- Dataset records -
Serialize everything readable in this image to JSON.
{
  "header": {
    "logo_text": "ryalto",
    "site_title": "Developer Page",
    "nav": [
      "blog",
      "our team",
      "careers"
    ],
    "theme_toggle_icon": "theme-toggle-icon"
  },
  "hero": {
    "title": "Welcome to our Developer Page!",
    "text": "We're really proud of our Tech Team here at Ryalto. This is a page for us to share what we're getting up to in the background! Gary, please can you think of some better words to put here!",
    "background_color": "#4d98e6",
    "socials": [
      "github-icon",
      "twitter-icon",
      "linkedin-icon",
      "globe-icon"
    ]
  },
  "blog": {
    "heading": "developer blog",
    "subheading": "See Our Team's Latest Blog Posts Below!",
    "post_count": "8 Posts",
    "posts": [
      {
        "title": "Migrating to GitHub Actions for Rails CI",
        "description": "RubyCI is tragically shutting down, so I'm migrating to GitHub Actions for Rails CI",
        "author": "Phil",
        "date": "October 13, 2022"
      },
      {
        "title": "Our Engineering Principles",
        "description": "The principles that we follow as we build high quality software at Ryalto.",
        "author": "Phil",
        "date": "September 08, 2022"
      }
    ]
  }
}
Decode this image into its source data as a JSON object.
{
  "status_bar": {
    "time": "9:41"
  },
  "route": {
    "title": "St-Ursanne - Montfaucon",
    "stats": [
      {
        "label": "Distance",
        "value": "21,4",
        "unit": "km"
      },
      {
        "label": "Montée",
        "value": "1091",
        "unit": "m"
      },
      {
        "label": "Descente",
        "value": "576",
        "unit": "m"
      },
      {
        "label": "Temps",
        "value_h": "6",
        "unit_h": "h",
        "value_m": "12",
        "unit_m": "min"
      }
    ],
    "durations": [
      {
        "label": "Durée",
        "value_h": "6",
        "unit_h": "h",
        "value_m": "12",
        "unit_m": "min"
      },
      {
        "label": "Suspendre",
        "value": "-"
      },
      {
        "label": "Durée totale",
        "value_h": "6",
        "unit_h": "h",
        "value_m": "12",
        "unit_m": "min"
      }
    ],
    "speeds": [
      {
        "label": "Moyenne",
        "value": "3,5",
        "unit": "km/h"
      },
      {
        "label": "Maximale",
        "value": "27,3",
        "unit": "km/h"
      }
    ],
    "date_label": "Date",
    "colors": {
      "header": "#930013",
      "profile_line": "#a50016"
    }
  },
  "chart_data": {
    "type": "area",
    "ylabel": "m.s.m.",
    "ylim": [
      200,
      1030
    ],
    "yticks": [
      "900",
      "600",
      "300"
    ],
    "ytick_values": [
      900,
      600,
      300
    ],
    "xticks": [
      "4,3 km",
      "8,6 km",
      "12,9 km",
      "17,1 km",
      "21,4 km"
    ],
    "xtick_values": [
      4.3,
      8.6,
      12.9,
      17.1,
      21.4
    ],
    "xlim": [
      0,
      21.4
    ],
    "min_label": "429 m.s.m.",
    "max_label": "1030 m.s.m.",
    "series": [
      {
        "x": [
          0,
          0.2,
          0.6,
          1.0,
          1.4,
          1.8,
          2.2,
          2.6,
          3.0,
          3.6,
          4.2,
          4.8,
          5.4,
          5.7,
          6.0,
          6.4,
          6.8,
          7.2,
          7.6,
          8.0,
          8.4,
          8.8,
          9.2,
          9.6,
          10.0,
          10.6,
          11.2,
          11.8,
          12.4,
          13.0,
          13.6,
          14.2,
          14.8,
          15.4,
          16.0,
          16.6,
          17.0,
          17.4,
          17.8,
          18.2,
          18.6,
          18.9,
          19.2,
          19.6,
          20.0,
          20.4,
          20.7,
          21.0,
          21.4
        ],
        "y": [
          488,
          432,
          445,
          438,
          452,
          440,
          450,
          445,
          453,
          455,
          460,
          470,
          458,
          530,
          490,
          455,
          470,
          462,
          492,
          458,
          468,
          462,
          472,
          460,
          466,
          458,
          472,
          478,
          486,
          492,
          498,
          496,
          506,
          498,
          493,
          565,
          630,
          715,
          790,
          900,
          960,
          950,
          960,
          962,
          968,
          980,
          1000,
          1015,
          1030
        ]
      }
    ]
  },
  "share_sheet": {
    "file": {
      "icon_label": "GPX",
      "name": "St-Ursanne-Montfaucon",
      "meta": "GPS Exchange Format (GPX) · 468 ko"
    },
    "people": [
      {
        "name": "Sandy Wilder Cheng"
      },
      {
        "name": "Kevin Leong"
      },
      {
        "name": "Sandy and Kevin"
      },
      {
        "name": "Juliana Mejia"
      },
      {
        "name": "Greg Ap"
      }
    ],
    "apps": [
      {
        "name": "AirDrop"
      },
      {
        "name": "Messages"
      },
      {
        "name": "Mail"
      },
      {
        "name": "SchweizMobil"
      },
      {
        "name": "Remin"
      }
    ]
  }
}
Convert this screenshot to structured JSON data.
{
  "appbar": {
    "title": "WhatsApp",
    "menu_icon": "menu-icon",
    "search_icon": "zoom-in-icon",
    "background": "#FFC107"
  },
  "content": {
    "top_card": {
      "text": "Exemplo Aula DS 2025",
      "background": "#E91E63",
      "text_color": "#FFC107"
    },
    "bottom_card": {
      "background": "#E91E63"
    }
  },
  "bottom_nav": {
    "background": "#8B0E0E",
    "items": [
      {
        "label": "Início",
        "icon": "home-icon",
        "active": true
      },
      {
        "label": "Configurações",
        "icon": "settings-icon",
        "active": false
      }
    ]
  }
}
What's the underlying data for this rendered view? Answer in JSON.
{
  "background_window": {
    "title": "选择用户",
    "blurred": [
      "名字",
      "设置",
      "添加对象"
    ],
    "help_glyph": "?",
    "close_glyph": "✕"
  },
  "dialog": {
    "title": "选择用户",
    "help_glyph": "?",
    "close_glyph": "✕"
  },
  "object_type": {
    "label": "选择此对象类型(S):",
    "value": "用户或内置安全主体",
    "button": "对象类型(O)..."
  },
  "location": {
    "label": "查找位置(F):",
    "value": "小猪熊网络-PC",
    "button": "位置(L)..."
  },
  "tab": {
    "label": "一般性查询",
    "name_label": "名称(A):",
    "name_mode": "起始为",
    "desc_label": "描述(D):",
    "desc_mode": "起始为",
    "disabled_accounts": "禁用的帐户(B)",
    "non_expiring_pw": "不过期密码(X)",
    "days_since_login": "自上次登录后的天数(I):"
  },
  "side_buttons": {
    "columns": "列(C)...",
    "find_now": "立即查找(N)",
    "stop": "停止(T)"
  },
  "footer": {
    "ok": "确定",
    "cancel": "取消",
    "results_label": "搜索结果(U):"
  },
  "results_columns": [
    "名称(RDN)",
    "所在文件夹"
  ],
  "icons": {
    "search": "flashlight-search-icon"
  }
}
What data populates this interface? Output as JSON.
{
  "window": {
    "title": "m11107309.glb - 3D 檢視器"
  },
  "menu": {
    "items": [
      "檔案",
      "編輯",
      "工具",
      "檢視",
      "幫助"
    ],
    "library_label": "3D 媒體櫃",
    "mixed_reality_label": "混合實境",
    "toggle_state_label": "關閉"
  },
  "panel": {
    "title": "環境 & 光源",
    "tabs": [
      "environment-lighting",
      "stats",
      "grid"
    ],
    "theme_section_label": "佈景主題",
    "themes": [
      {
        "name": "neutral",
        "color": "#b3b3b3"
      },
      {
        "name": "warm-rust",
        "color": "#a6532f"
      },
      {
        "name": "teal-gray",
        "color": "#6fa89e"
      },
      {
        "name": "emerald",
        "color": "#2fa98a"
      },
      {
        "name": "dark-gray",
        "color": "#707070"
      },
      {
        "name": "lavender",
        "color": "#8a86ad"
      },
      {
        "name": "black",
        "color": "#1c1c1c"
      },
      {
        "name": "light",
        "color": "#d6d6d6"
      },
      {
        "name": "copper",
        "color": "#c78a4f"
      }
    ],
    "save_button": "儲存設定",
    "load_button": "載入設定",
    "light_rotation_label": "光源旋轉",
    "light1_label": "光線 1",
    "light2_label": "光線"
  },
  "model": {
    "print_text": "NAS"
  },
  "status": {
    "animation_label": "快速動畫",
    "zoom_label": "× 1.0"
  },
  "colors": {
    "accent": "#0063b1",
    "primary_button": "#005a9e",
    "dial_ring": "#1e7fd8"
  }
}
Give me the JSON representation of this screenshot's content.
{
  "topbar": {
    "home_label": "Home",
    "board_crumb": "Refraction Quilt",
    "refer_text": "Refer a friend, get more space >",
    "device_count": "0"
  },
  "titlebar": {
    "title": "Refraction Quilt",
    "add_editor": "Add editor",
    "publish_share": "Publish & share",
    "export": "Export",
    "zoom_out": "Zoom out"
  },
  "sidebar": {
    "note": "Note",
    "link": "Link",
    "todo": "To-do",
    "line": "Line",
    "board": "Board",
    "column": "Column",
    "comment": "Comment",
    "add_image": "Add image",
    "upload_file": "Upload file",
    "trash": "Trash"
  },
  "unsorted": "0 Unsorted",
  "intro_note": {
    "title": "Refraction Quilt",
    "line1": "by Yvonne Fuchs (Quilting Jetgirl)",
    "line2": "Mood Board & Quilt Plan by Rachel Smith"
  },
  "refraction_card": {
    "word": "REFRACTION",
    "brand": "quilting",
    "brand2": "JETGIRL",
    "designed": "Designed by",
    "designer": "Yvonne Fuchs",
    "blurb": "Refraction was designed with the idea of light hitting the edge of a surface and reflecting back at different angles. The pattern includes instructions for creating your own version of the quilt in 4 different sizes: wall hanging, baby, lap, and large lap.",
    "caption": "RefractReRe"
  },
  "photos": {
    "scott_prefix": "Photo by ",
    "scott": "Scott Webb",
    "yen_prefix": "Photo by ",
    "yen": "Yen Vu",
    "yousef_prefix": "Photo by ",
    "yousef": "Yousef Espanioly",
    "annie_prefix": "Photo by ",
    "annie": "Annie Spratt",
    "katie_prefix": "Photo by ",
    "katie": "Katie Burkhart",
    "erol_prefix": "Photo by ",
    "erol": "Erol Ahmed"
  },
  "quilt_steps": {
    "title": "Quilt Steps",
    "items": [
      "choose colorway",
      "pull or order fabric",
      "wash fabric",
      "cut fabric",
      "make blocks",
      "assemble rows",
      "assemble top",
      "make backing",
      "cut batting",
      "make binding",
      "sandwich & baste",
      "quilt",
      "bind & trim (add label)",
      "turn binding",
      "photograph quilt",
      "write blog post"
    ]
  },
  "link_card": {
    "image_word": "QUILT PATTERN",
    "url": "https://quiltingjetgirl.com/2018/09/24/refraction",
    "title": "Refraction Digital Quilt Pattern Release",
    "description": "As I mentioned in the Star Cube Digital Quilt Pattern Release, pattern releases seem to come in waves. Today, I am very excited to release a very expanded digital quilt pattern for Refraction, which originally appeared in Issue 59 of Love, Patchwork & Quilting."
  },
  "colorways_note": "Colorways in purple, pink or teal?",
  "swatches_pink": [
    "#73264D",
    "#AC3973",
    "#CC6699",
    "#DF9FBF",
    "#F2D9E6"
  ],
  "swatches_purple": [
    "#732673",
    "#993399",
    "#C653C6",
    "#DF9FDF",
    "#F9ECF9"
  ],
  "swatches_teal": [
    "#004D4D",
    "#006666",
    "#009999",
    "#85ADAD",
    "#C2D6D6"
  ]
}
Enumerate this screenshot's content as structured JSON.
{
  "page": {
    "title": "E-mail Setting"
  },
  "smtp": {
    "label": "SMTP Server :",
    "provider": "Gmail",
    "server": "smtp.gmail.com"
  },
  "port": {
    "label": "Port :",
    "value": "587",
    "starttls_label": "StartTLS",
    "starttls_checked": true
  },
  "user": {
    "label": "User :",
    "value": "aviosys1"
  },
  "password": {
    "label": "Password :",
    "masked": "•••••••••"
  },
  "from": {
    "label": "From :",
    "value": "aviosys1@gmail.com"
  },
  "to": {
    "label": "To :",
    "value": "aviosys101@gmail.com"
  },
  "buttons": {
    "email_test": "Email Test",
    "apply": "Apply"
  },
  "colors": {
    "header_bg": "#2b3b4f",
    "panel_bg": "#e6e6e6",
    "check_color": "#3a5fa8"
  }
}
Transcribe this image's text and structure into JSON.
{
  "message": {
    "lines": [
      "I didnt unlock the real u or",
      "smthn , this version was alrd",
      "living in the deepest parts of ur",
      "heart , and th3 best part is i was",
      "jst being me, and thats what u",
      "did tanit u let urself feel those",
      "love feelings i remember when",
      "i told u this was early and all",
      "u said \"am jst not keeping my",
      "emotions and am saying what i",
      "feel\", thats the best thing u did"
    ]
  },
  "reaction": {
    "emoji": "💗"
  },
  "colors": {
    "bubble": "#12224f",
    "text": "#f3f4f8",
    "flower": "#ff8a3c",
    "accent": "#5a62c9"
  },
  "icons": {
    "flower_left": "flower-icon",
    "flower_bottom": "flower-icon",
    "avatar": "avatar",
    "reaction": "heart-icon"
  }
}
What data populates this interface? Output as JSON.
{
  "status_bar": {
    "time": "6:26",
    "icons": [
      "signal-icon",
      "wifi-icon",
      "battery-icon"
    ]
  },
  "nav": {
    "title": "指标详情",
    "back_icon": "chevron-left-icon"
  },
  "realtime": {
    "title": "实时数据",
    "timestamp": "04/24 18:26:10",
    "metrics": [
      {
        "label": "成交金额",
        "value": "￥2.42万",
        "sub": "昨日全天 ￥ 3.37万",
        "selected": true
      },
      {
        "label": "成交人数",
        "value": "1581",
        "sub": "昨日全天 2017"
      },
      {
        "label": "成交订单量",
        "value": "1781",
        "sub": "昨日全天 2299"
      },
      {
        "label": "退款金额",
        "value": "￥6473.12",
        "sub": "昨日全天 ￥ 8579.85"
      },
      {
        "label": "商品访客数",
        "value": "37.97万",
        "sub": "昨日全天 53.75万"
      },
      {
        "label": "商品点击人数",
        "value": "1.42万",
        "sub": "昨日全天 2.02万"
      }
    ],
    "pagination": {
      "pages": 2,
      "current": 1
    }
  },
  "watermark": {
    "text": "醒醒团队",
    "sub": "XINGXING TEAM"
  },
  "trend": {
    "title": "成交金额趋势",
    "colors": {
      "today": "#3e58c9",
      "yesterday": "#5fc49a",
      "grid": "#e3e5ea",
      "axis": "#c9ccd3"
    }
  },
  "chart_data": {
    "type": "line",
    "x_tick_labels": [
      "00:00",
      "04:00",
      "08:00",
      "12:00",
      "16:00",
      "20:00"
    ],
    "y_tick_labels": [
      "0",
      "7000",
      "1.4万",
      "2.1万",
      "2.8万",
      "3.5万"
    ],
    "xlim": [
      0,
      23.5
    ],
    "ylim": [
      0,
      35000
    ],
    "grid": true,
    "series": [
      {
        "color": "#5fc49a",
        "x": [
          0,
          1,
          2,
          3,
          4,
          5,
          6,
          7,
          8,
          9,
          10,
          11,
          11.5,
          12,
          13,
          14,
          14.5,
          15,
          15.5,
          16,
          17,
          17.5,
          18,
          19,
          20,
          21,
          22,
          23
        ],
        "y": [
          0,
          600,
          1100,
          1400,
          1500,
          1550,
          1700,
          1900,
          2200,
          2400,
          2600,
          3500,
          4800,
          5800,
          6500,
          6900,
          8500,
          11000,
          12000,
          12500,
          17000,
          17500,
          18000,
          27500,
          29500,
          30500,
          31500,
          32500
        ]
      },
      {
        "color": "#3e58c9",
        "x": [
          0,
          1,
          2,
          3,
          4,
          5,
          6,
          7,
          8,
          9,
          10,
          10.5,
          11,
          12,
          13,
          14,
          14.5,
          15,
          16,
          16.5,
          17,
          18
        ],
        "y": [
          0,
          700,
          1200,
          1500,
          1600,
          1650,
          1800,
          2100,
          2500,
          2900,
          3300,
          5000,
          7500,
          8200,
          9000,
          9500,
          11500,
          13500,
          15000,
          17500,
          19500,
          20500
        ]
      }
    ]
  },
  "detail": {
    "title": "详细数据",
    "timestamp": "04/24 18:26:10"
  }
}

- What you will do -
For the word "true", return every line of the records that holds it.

- Solution to this problem -
        "active": true
    "starttls_checked": true
        "selected": true
    "grid": true,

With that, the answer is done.